Thursday, August 2, 2012

Some Thoughts on the Argument from Divine Hiddenness

The atheistic argument from divine hiddenness (ADH) may be summarized like this:

1. If God exists, he would want everyone to believe in him. (Premise)

2. If God wants everyone to believe in him, then he will provide compelling evidence of his existence. (Premise)

3. God has not provided compelling evidence of his existence. (Premise)

4. Therefore, God does not exist. (From 1 – 3)

As a theist, I'm happy to grant premises (1) and (2).  However, (3) is obviously in contention for those of us who take Romans 1:18-20 seriously and have offered arguments for God's existence.  We maintain that various cosmological, teleological, axiological and many other types of arguments provide us with rationally compelling reasons to believe in God.
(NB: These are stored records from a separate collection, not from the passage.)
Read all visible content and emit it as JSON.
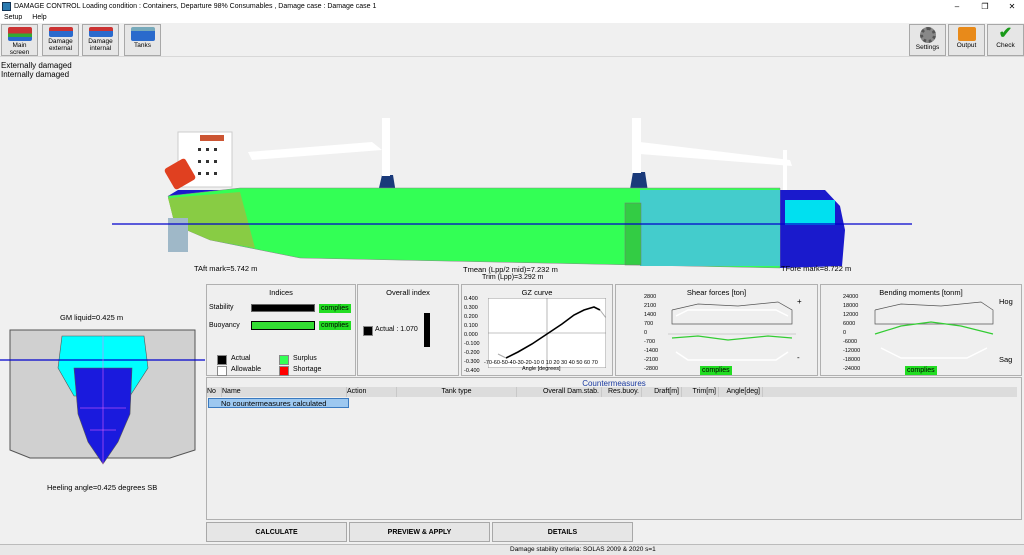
{
  "titlebar": {
    "title": "DAMAGE CONTROL  Loading condition : Containers, Departure 98% Consumables , Damage case : Damage case 1"
  },
  "menu": {
    "setup": "Setup",
    "help": "Help"
  },
  "toolbar": {
    "main_screen": "Main screen",
    "damage_external_1": "Damage",
    "damage_external_2": "external",
    "damage_internal_1": "Damage",
    "damage_internal_2": "internal",
    "tanks": "Tanks",
    "settings": "Settings",
    "output": "Output",
    "check": "Check"
  },
  "damage_status": {
    "external": "Externally damaged",
    "internal": "Internally damaged"
  },
  "ship_view": {
    "taft_mark": "TAft mark=5.742 m",
    "tfore_mark": "TFore mark=8.722 m",
    "tmean": "Tmean (Lpp/2 mid)=7.232 m",
    "trim": "Trim (Lpp)=3.292 m"
  },
  "section_view": {
    "gm_liquid": "GM liquid=0.425 m",
    "heeling_angle": "Heeling angle=0.425 degrees SB"
  },
  "indices": {
    "title": "Indices",
    "stability_label": "Stability",
    "stability_status": "complies",
    "buoyancy_label": "Buoyancy",
    "buoyancy_status": "complies",
    "legend": {
      "actual": "Actual",
      "surplus": "Surplus",
      "allowable": "Allowable",
      "shortage": "Shortage"
    }
  },
  "overall_index": {
    "title": "Overall index",
    "actual_label": "Actual : 1.070"
  },
  "gz_curve": {
    "title": "GZ curve",
    "xlabel": "Angle [degrees]",
    "yticks": [
      "0.400",
      "0.300",
      "0.200",
      "0.100",
      "0.000",
      "-0.100",
      "-0.200",
      "-0.300",
      "-0.400"
    ],
    "xticks": "-70-60-50-40-30-20-10 0 10 20 30 40 50 60 70"
  },
  "shear_forces": {
    "title": "Shear forces [ton]",
    "yticks": [
      "2800",
      "2100",
      "1400",
      "700",
      "0",
      "-700",
      "-1400",
      "-2100",
      "-2800"
    ],
    "plus": "+",
    "minus": "-",
    "status": "complies"
  },
  "bending_moments": {
    "title": "Bending moments [tonm]",
    "yticks": [
      "24000",
      "18000",
      "12000",
      "6000",
      "0",
      "-6000",
      "-12000",
      "-18000",
      "-24000"
    ],
    "hog": "Hog",
    "sag": "Sag",
    "status": "complies"
  },
  "countermeasures": {
    "title": "Countermeasures",
    "columns": [
      "No",
      "Name",
      "Action",
      "Tank type",
      "Overall Dam.stab.",
      "Res.buoy.",
      "Draft[m]",
      "Trim[m]",
      "Angle[deg]"
    ],
    "empty_message": "No countermeasures calculated"
  },
  "buttons": {
    "calculate": "CALCULATE",
    "preview_apply": "PREVIEW & APPLY",
    "details": "DETAILS"
  },
  "status_bar": {
    "criteria": "Damage stability criteria: SOLAS 2009 & 2020 s=1"
  },
  "colors": {
    "intact_compartment": "#33ff55",
    "damaged_compartment": "#44cccc",
    "flooded": "#1a1acc",
    "waterline": "#0000cc",
    "complies": "#22dd22"
  }
}
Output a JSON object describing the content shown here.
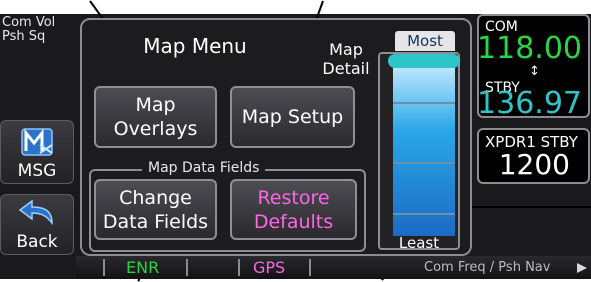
{
  "knob_label": [
    "Com Vol",
    "Psh Sq"
  ],
  "left_buttons": {
    "msg": "MSG",
    "back": "Back"
  },
  "icons": {
    "msg": "mail-envelope-icon",
    "back": "back-arrow-icon",
    "nav": "triangle-right-icon"
  },
  "dialog": {
    "title": "Map Menu",
    "buttons": {
      "map_overlays": [
        "Map",
        "Overlays"
      ],
      "map_setup": "Map Setup",
      "change_data_fields": [
        "Change",
        "Data Fields"
      ],
      "restore_defaults": [
        "Restore",
        "Defaults"
      ]
    },
    "group_label": "Map Data Fields"
  },
  "map_detail": {
    "label": [
      "Map",
      "Detail"
    ],
    "top": "Most",
    "bottom": "Least",
    "level": 1.0
  },
  "radio": {
    "com_label": "COM",
    "com_value": "118.00",
    "com_swap": "↕",
    "stby_label": "STBY",
    "stby_value": "136.97",
    "xpdr_label": "XPDR1 STBY",
    "xpdr_code": "1200"
  },
  "bottom_bar": {
    "enr": "ENR",
    "gps": "GPS",
    "right_hint": "Com Freq / Psh Nav"
  },
  "colors": {
    "cyan": "#2ec5c9",
    "green": "#27d44a",
    "magenta": "#ff66e6",
    "background": "#1a1a1c"
  }
}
The wrinkle to this whole debate is that the atheist may modify (3) like this: 3*. God has not provided compelling evidence of his existence that meets everyone's criteria of compelling evidence.

This would be a most curious claim.  Is God supposed to bow down to our standards, and upon his ingratiating us with proving his self-evident existence, finally go back to being God?  Is that really what God is like?  If so, it hardly seems appropriate to say that God is as great as we say he is, much less maximally great.  The fact of the matter is that his standards are not our standards.  Our demand for evidence is already manifested sufficiently, even if some continue to demand more.

My claim here is not intended to be antagonistic.  It's just that it's not at all uncommon for people (myself included) to suppress our knowledge of things we'd rather not have to deal with.  Sometimes this suppression of knowledge is intentional, and other times unintentional.  To my atheistic friends, I want you to know that I believe you are sincere and that your suppression of the knowledge of God is unintentional.  God promises us that if we continue to seek him with an open mind and an open heart, he will reveal himself to us (Deut. 4:29).  All I can ask you is that you continue to remain open.  God will reveal himself to you at the appropriate time.